Provide an exact repetition of every entry, with no word altered.

_Data for this task:_
_ _ _ _ _
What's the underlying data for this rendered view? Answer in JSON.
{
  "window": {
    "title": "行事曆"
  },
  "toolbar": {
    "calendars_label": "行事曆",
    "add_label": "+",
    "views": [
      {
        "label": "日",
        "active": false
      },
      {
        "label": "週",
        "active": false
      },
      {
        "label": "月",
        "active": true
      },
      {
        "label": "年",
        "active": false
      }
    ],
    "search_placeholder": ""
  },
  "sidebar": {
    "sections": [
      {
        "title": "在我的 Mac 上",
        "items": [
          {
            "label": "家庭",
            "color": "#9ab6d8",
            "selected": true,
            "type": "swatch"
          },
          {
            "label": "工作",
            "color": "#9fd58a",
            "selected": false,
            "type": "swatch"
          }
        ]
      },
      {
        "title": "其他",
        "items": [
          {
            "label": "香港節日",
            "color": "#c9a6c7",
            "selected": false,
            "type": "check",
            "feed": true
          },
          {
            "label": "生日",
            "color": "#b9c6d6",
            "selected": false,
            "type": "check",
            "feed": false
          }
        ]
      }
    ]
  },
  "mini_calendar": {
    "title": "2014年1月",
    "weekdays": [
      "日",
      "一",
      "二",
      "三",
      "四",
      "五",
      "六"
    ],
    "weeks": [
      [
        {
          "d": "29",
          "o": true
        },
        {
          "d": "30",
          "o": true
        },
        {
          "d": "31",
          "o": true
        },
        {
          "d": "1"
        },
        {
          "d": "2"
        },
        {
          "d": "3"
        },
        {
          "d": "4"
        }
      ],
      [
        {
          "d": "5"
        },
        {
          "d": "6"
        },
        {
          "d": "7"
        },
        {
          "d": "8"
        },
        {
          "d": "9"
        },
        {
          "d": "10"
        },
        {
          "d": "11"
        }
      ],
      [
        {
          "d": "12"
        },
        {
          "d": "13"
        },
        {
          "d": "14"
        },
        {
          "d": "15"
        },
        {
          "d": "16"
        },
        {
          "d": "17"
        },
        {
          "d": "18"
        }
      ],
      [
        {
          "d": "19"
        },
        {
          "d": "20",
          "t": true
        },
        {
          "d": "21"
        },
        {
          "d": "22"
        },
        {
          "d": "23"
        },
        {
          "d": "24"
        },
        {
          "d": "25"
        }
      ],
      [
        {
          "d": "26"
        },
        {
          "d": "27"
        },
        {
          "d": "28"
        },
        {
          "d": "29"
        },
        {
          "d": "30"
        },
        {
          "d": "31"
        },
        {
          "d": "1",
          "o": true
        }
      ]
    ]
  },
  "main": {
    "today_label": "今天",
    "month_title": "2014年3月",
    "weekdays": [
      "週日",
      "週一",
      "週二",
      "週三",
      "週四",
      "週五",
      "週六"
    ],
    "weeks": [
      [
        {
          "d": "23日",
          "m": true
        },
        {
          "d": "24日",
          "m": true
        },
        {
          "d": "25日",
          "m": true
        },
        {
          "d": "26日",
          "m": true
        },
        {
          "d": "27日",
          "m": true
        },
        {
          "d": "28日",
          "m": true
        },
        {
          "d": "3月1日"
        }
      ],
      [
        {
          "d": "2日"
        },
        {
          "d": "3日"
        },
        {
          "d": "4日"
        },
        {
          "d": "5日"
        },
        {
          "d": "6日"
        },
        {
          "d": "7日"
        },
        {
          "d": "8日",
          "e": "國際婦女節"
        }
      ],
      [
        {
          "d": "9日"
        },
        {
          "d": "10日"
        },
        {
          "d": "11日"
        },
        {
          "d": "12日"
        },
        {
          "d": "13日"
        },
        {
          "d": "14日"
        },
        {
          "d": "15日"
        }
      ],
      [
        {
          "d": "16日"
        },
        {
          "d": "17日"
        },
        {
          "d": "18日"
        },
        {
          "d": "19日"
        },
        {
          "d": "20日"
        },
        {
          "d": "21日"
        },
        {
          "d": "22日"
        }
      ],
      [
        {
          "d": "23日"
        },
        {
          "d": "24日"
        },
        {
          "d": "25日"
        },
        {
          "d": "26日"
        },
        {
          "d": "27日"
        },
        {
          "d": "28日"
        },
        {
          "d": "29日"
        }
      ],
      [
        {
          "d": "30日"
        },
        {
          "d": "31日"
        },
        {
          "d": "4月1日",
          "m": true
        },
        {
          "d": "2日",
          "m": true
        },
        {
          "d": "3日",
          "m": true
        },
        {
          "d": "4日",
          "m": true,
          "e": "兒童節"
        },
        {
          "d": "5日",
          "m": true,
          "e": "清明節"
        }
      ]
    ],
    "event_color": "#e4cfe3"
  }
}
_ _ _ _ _
_The completed task:_
What's the underlying data for this rendered view? Answer in JSON.
{
  "window": {
    "title": "行事曆"
  },
  "toolbar": {
    "calendars_label": "行事曆",
    "add_label": "+",
    "views": [
      {
        "label": "日",
        "active": false
      },
      {
        "label": "週",
        "active": false
      },
      {
        "label": "月",
        "active": true
      },
      {
        "label": "年",
        "active": false
      }
    ],
    "search_placeholder": ""
  },
  "sidebar": {
    "sections": [
      {
        "title": "在我的 Mac 上",
        "items": [
          {
            "label": "家庭",
            "color": "#9ab6d8",
            "selected": true,
            "type": "swatch"
          },
          {
            "label": "工作",
            "color": "#9fd58a",
            "selected": false,
            "type": "swatch"
          }
        ]
      },
      {
        "title": "其他",
        "items": [
          {
            "label": "香港節日",
            "color": "#c9a6c7",
            "selected": false,
            "type": "check",
            "feed": true
          },
          {
            "label": "生日",
            "color": "#b9c6d6",
            "selected": false,
            "type": "check",
            "feed": false
          }
        ]
      }
    ]
  },
  "mini_calendar": {
    "title": "2014年1月",
    "weekdays": [
      "日",
      "一",
      "二",
      "三",
      "四",
      "五",
      "六"
    ],
    "weeks": [
      [
        {
          "d": "29",
          "o": true
        },
        {
          "d": "30",
          "o": true
        },
        {
          "d": "31",
          "o": true
        },
        {
          "d": "1"
        },
        {
          "d": "2"
        },
        {
          "d": "3"
        },
        {
          "d": "4"
        }
      ],
      [
        {
          "d": "5"
        },
        {
          "d": "6"
        },
        {
          "d": "7"
        },
        {
          "d": "8"
        },
        {
          "d": "9"
        },
        {
          "d": "10"
        },
        {
          "d": "11"
        }
      ],
      [
        {
          "d": "12"
        },
        {
          "d": "13"
        },
        {
          "d": "14"
        },
        {
          "d": "15"
        },
        {
          "d": "16"
        },
        {
          "d": "17"
        },
        {
          "d": "18"
        }
      ],
      [
        {
          "d": "19"
        },
        {
          "d": "20",
          "t": true
        },
        {
          "d": "21"
        },
        {
          "d": "22"
        },
        {
          "d": "23"
        },
        {
          "d": "24"
        },
        {
          "d": "25"
        }
      ],
      [
        {
          "d": "26"
        },
        {
          "d": "27"
        },
        {
          "d": "28"
        },
        {
          "d": "29"
        },
        {
          "d": "30"
        },
        {
          "d": "31"
        },
        {
          "d": "1",
          "o": true
        }
      ]
    ]
  },
  "main": {
    "today_label": "今天",
    "month_title": "2014年3月",
    "weekdays": [
      "週日",
      "週一",
      "週二",
      "週三",
      "週四",
      "週五",
      "週六"
    ],
    "weeks": [
      [
        {
          "d": "23日",
          "m": true
        },
        {
          "d": "24日",
          "m": true
        },
        {
          "d": "25日",
          "m": true
        },
        {
          "d": "26日",
          "m": true
        },
        {
          "d": "27日",
          "m": true
        },
        {
          "d": "28日",
          "m": true
        },
        {
          "d": "3月1日"
        }
      ],
      [
        {
          "d": "2日"
        },
        {
          "d": "3日"
        },
        {
          "d": "4日"
        },
        {
          "d": "5日"
        },
        {
          "d": "6日"
        },
        {
          "d": "7日"
        },
        {
          "d": "8日",
          "e": "國際婦女節"
        }
      ],
      [
        {
          "d": "9日"
        },
        {
          "d": "10日"
        },
        {
          "d": "11日"
        },
        {
          "d": "12日"
        },
        {
          "d": "13日"
        },
        {
          "d": "14日"
        },
        {
          "d": "15日"
        }
      ],
      [
        {
          "d": "16日"
        },
        {
          "d": "17日"
        },
        {
          "d": "18日"
        },
        {
          "d": "19日"
        },
        {
          "d": "20日"
        },
        {
          "d": "21日"
        },
        {
          "d": "22日"
        }
      ],
      [
        {
          "d": "23日"
        },
        {
          "d": "24日"
        },
        {
          "d": "25日"
        },
        {
          "d": "26日"
        },
        {
          "d": "27日"
        },
        {
          "d": "28日"
        },
        {
          "d": "29日"
        }
      ],
      [
        {
          "d": "30日"
        },
        {
          "d": "31日"
        },
        {
          "d": "4月1日",
          "m": true
        },
        {
          "d": "2日",
          "m": true
        },
        {
          "d": "3日",
          "m": true
        },
        {
          "d": "4日",
          "m": true,
          "e": "兒童節"
        },
        {
          "d": "5日",
          "m": true,
          "e": "清明節"
        }
      ]
    ],
    "event_color": "#e4cfe3"
  }
}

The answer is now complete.